- Exercise requirements -
Examine the data below and state how many lines contain "accent", offering no other words.
Data to examine: Begin
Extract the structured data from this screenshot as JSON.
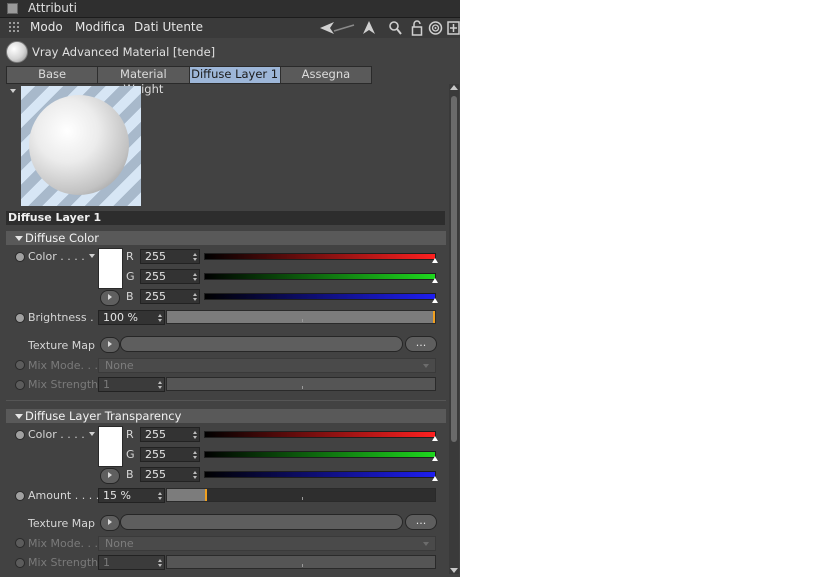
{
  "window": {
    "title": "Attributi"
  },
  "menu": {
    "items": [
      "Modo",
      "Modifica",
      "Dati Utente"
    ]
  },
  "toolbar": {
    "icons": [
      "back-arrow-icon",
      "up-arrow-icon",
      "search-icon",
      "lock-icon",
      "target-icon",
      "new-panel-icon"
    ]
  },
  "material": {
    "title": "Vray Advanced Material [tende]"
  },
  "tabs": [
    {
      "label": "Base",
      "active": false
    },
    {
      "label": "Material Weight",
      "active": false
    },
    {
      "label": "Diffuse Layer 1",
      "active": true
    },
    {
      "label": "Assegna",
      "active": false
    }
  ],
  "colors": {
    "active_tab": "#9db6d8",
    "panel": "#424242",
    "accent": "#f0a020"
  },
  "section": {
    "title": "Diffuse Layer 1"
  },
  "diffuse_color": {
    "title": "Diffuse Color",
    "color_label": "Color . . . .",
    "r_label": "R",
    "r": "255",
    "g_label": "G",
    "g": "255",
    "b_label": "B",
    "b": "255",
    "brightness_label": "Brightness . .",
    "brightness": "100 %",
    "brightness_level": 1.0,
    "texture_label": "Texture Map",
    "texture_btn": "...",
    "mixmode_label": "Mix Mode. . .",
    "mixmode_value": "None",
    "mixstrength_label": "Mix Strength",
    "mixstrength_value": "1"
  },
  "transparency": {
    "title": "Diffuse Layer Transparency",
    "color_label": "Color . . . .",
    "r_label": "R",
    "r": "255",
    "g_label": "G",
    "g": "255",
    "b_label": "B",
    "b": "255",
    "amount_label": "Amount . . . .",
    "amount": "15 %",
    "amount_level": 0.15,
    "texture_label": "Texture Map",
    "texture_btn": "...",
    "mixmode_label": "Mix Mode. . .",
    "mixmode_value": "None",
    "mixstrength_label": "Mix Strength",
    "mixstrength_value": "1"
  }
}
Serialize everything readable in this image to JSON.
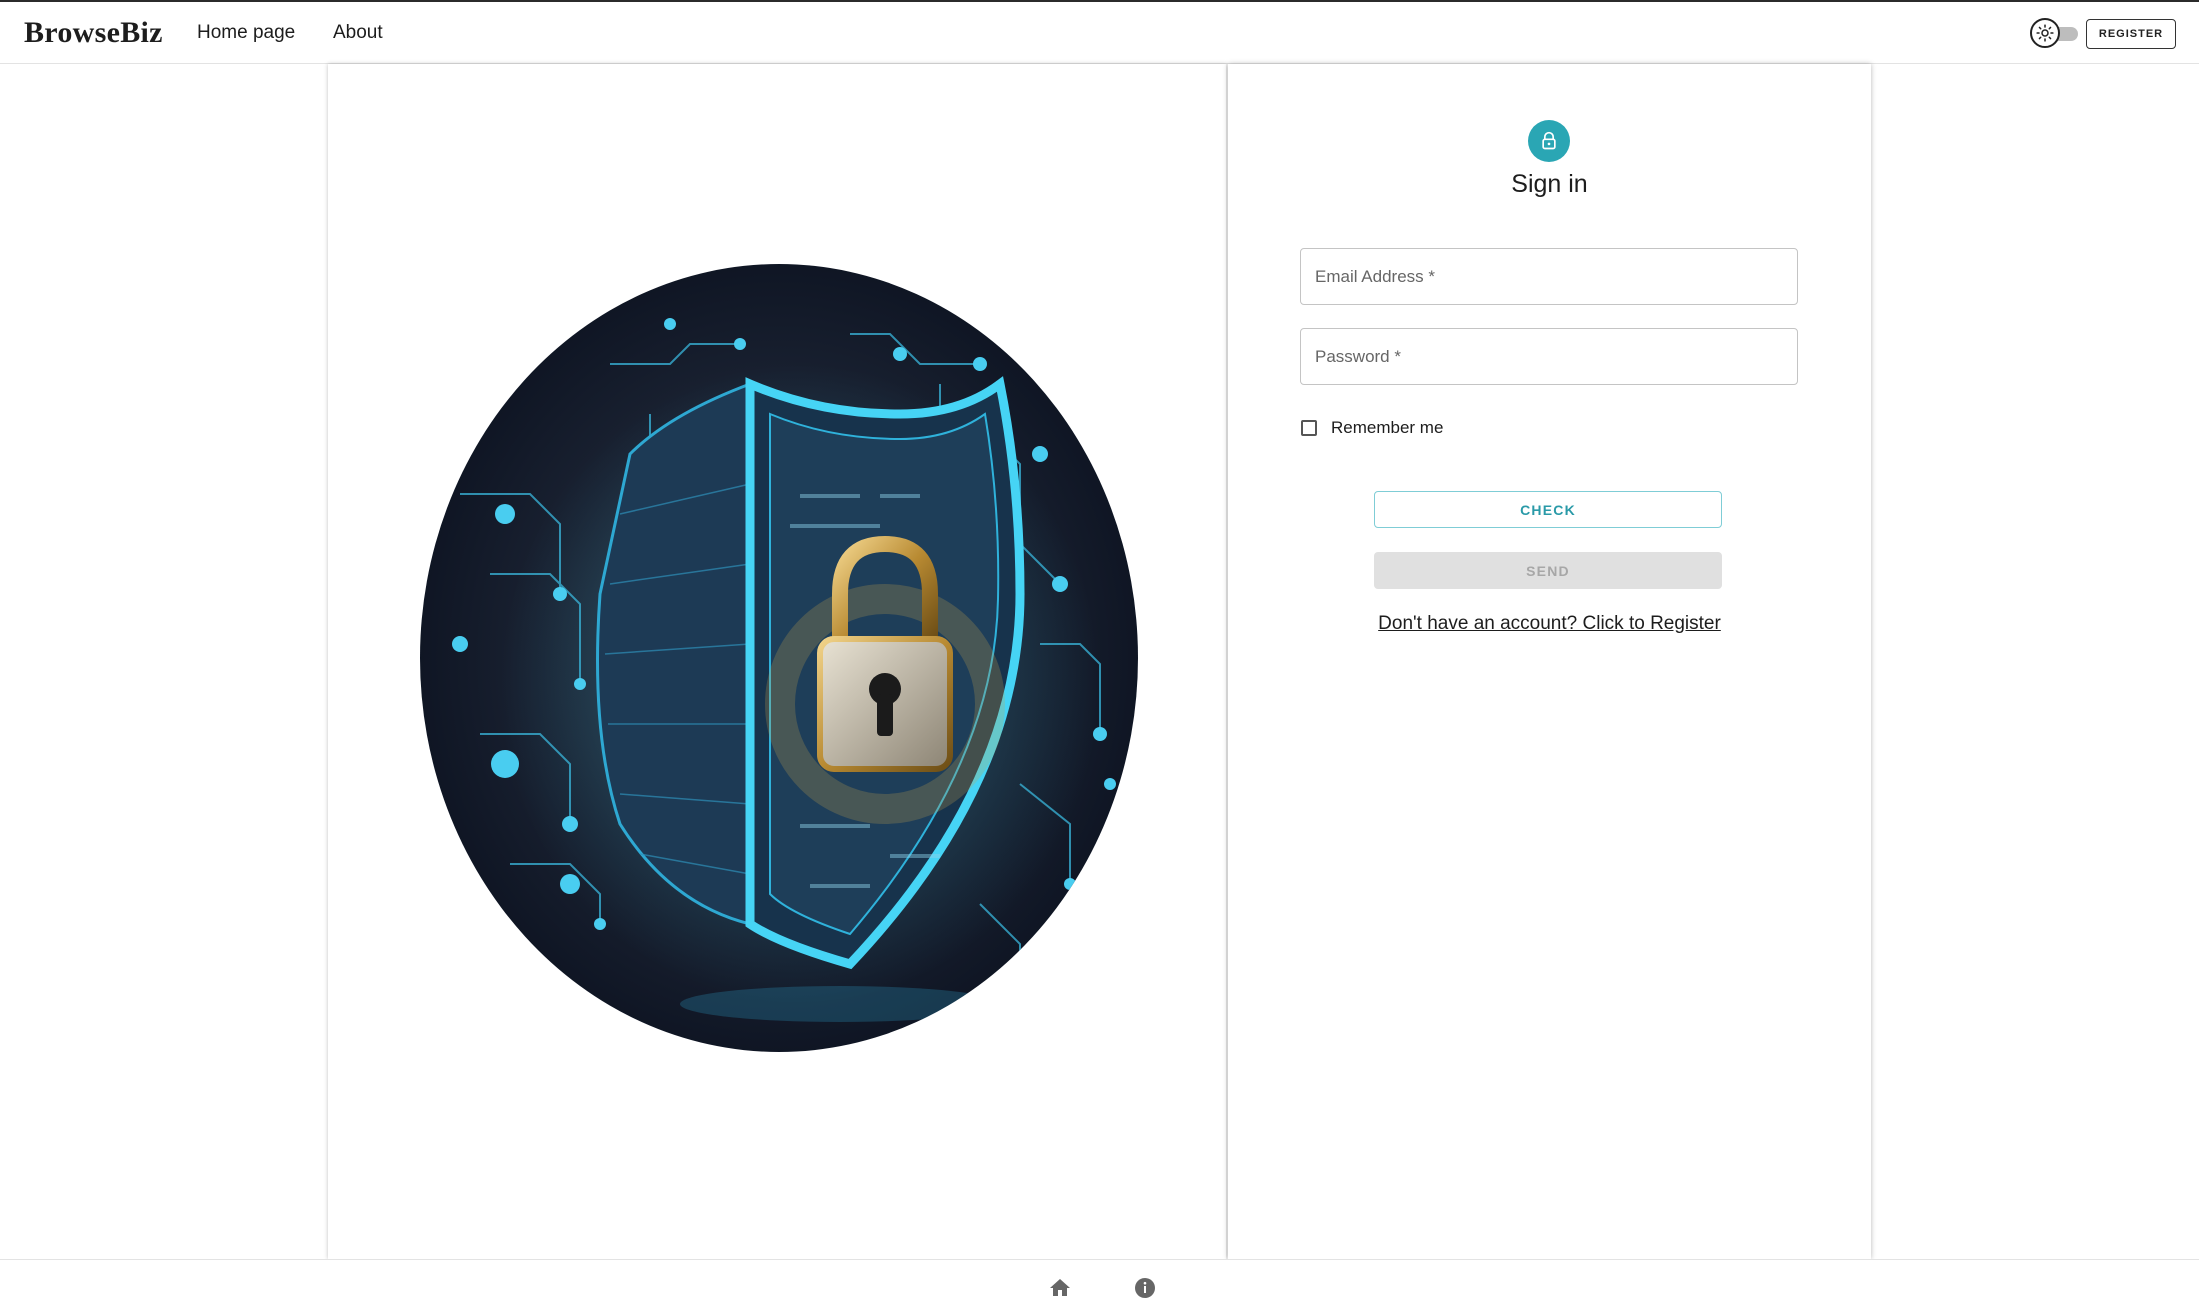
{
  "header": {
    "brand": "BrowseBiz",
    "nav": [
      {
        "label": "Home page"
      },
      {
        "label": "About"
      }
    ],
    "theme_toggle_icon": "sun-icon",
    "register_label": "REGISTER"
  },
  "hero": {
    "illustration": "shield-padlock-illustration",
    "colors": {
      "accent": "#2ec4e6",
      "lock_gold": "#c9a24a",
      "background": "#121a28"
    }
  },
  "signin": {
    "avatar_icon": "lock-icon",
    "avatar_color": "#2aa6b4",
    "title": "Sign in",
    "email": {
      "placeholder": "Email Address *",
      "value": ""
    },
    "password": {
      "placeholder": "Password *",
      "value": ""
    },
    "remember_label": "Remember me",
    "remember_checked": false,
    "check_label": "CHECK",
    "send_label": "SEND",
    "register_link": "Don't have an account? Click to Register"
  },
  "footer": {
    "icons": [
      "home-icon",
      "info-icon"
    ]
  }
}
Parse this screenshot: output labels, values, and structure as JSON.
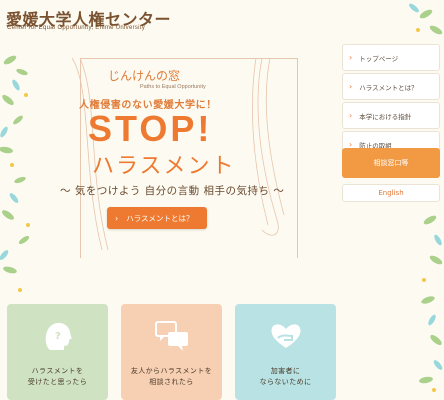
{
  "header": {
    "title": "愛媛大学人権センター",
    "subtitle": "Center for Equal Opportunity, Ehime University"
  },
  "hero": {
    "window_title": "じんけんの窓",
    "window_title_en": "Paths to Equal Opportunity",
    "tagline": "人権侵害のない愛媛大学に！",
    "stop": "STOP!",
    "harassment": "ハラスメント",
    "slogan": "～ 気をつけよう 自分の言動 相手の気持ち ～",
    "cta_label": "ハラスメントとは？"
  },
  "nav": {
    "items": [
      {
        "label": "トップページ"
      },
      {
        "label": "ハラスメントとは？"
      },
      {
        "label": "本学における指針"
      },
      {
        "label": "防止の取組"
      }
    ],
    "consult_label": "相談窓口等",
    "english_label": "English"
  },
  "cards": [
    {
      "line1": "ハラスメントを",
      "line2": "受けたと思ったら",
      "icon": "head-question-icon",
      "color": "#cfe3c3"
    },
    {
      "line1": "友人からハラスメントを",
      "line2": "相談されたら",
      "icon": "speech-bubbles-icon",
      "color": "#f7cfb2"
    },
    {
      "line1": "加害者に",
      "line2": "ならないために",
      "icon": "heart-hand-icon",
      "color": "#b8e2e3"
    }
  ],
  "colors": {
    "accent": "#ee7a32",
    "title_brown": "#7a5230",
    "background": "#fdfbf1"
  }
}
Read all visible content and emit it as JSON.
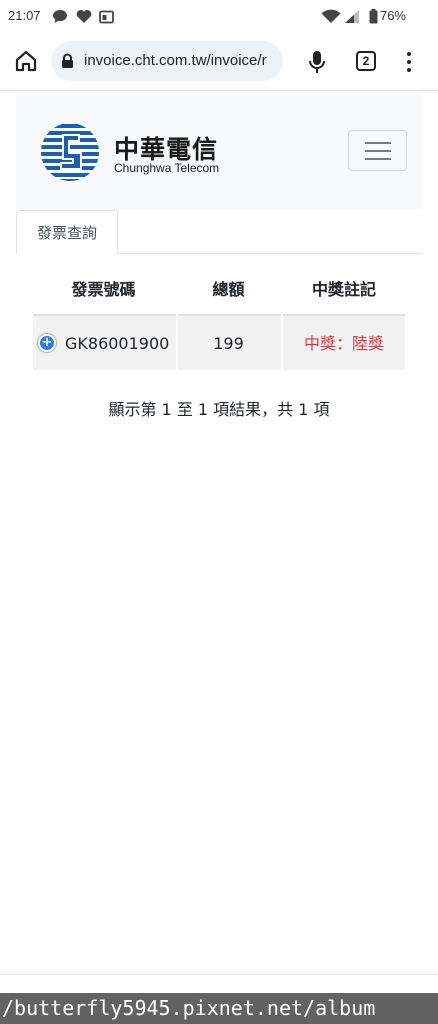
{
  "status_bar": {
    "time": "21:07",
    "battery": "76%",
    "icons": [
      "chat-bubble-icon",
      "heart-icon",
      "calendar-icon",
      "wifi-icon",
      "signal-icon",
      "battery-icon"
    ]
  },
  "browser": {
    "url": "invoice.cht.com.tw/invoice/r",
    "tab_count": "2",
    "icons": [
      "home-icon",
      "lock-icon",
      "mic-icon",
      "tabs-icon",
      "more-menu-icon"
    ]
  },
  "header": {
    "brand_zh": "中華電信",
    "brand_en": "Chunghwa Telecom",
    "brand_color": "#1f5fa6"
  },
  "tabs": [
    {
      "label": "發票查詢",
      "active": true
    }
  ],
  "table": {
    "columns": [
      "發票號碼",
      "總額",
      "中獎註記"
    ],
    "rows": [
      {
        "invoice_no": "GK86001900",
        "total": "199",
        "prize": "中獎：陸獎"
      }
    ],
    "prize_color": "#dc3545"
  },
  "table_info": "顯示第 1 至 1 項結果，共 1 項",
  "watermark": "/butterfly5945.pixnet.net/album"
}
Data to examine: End
- Written response -
3